Items from a dataset

● ● ● ● ●

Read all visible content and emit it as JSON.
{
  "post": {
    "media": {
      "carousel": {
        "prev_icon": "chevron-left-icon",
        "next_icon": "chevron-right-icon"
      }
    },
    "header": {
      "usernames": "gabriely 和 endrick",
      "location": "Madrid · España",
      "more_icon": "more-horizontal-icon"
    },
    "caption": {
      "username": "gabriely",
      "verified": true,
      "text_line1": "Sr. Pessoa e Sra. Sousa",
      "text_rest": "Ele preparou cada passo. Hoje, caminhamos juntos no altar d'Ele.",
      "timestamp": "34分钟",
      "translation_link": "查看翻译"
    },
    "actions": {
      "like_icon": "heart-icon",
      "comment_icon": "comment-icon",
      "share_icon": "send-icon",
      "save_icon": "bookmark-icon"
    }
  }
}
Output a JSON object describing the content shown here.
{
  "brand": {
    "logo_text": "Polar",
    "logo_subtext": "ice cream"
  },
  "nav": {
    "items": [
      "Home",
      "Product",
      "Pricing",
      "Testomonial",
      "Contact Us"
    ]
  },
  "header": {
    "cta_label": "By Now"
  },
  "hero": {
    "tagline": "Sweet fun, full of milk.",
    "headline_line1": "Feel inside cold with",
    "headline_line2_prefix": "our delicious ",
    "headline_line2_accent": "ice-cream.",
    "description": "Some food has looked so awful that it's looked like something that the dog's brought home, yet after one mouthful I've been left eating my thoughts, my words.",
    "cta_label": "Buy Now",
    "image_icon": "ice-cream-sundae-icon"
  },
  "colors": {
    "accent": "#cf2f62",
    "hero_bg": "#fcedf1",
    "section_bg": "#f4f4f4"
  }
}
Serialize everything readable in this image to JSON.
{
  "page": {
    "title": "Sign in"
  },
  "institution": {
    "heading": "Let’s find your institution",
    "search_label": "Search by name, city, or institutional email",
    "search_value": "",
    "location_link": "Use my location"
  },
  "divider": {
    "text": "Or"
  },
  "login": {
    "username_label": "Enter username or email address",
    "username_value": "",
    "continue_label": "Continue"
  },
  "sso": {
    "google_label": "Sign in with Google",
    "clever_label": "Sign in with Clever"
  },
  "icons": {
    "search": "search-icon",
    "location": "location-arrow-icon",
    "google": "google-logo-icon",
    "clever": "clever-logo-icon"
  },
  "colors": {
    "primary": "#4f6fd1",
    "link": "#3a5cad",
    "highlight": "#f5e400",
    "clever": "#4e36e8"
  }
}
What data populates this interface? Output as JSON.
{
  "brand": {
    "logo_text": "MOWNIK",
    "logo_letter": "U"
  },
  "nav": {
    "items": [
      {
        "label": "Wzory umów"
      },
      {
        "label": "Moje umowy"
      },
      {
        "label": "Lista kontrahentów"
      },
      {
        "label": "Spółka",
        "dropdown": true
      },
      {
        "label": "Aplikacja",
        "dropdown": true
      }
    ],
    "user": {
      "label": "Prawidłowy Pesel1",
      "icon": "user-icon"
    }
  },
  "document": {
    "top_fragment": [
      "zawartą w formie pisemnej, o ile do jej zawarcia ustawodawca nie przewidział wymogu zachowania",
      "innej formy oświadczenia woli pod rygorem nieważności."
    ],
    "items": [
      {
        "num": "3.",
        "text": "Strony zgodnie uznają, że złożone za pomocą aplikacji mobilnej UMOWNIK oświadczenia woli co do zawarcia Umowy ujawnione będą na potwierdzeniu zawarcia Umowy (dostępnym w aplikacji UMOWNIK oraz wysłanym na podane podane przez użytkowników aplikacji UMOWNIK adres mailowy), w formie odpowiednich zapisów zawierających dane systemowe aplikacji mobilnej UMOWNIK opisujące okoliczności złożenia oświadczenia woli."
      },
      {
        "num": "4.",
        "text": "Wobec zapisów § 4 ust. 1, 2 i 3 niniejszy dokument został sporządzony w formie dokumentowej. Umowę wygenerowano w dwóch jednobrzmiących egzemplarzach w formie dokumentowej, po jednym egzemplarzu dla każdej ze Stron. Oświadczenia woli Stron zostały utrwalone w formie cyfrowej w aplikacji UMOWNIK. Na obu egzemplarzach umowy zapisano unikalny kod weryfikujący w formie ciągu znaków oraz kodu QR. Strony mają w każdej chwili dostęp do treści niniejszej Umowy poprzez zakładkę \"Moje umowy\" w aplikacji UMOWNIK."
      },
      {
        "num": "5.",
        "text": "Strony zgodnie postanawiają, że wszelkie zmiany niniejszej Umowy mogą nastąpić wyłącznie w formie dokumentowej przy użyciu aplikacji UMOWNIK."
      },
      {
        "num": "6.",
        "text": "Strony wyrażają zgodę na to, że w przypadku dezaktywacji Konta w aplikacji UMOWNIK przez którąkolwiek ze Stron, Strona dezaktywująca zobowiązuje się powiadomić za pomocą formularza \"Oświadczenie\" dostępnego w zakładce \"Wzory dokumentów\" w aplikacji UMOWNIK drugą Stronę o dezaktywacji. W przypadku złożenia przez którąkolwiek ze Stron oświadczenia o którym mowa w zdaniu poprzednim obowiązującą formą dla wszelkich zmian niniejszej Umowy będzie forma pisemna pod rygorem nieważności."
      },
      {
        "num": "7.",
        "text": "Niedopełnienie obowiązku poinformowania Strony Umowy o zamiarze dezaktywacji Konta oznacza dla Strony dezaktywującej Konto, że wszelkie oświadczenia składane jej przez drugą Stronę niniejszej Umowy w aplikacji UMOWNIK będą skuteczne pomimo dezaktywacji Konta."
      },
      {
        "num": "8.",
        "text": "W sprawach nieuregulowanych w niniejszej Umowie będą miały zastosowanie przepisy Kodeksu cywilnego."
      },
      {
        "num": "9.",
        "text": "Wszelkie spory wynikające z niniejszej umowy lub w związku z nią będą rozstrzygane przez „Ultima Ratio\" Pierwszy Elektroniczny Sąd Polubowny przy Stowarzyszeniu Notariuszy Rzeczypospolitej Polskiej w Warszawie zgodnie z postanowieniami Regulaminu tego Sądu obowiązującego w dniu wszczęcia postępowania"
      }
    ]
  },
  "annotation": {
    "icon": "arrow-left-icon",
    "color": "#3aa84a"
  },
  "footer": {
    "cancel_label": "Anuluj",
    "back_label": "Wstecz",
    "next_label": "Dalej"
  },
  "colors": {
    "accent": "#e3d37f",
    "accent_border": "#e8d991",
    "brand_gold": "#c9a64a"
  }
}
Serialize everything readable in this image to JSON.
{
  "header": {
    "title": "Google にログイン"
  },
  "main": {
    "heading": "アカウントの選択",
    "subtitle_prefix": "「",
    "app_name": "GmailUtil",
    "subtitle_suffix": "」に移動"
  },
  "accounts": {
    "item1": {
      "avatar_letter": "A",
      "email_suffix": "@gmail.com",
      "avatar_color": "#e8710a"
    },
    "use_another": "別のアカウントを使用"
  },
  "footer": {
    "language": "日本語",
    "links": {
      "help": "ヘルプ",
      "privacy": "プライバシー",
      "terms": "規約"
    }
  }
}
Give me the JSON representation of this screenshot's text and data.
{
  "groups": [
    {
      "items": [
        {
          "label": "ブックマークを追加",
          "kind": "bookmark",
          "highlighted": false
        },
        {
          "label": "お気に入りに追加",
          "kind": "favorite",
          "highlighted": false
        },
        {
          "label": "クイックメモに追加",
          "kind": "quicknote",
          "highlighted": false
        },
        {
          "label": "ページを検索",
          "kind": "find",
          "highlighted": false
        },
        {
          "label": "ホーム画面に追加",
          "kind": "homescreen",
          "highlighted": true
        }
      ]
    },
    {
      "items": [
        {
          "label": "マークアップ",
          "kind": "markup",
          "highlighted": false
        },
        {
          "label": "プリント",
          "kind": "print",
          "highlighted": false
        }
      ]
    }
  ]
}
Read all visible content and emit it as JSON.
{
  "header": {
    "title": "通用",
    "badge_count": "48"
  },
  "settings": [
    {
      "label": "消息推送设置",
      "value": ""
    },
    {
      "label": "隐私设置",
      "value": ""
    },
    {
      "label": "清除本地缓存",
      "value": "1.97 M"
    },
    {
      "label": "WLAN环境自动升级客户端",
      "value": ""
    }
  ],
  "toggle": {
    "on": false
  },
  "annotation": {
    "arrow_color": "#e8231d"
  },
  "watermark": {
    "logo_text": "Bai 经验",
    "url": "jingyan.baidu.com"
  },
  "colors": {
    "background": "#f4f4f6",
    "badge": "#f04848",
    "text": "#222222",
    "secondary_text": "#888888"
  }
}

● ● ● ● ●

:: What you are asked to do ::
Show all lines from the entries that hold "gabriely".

:: Output of the task ::
      "usernames": "gabriely 和 endrick",
      "username": "gabriely",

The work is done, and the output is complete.